I want the performance division to survive. I believe in the need for the division. I only know that it can’t and won’t survive as it is currently presented. This to me is obvious. The padded show horse’s survival lies at the feet of the trainers who train it and the owners who own it. If I lose some friendships over my vote then so be it. But I hope and pray that the trainers who train padded horses and the owners who own padded horses will find a way to put a horse in the ring that the public can support. Until then, we will remain alienated from the mainstream equine world. It’s as simple as that.
In order for this industry to grow and attract new people, strong, bold, drastic action is needed. A different direction will be required. I just hope our industry will choose the direction rather than have it chosen for us. We all know that the pads and chains alone do not harm the horse, that is no longer the point.
For most of us, our show industry is more about people and families than it is about winning blue ribbons. It’s about the people, the fellowship, the family fun, the friendly competition. Let’s not lose sight of that.
No matter what happens with the Whitfield Amendment, proposed legislation or future versions”¦ the pads and chains do not define this breed.
The Tennessee Walking Horse is the greatest breed in the world. We all agree on that. Just imagine the possibilities that exist for us if we could rid ourselves of this black cloud, this stigma once and for all. Forty-three years is long enough.
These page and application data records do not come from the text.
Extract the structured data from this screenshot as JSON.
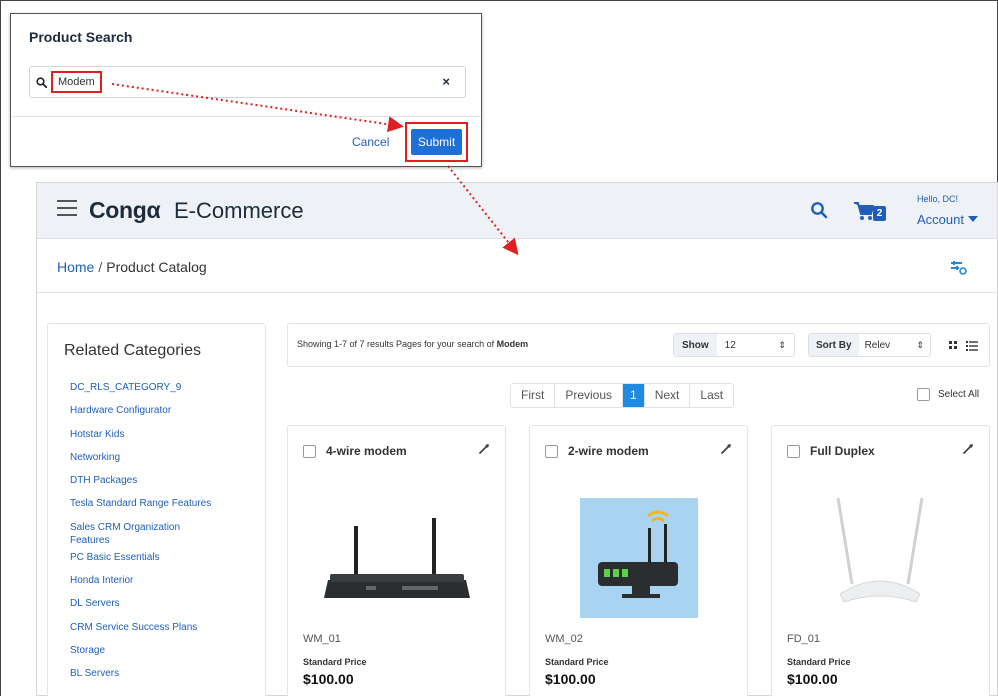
{
  "search_dialog": {
    "title": "Product Search",
    "query": "Modem",
    "clear_symbol": "×",
    "cancel_label": "Cancel",
    "submit_label": "Submit",
    "highlight_color": "#e02020"
  },
  "header": {
    "brand": "Congα",
    "brand_sub": "E-Commerce",
    "cart_count": "2",
    "greeting": "Hello, DC!",
    "account_label": "Account",
    "icons": [
      "hamburger-icon",
      "search-icon",
      "cart-icon",
      "chevron-down-icon"
    ]
  },
  "breadcrumb": {
    "home": "Home",
    "separator": "/",
    "current": "Product Catalog"
  },
  "sidebar": {
    "title": "Related Categories",
    "categories": [
      "DC_RLS_CATEGORY_9",
      "Hardware Configurator",
      "Hotstar Kids",
      "Networking",
      "DTH Packages",
      "Tesla Standard Range Features",
      "Sales CRM Organization Features",
      "PC Basic Essentials",
      "Honda Interior",
      "DL Servers",
      "CRM Service Success Plans",
      "Storage",
      "BL Servers"
    ]
  },
  "results": {
    "showing_prefix": "Showing 1-7 of 7 results Pages for your search of",
    "search_term": "Modem",
    "show_label": "Show",
    "show_value": "12",
    "sort_label": "Sort By",
    "sort_value": "Relev",
    "select_all": "Select All"
  },
  "pagination": {
    "first": "First",
    "previous": "Previous",
    "current": "1",
    "next": "Next",
    "last": "Last"
  },
  "products": [
    {
      "name": "4-wire modem",
      "code": "WM_01",
      "price_label": "Standard Price",
      "price": "$100.00"
    },
    {
      "name": "2-wire modem",
      "code": "WM_02",
      "price_label": "Standard Price",
      "price": "$100.00"
    },
    {
      "name": "Full Duplex",
      "code": "FD_01",
      "price_label": "Standard Price",
      "price": "$100.00"
    }
  ],
  "colors": {
    "brand_blue": "#1f5fb8",
    "active_page": "#1f8ae0",
    "annotation_red": "#e02020"
  }
}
I’m sorry to those I’ve offended and hope that one day you will forgive me.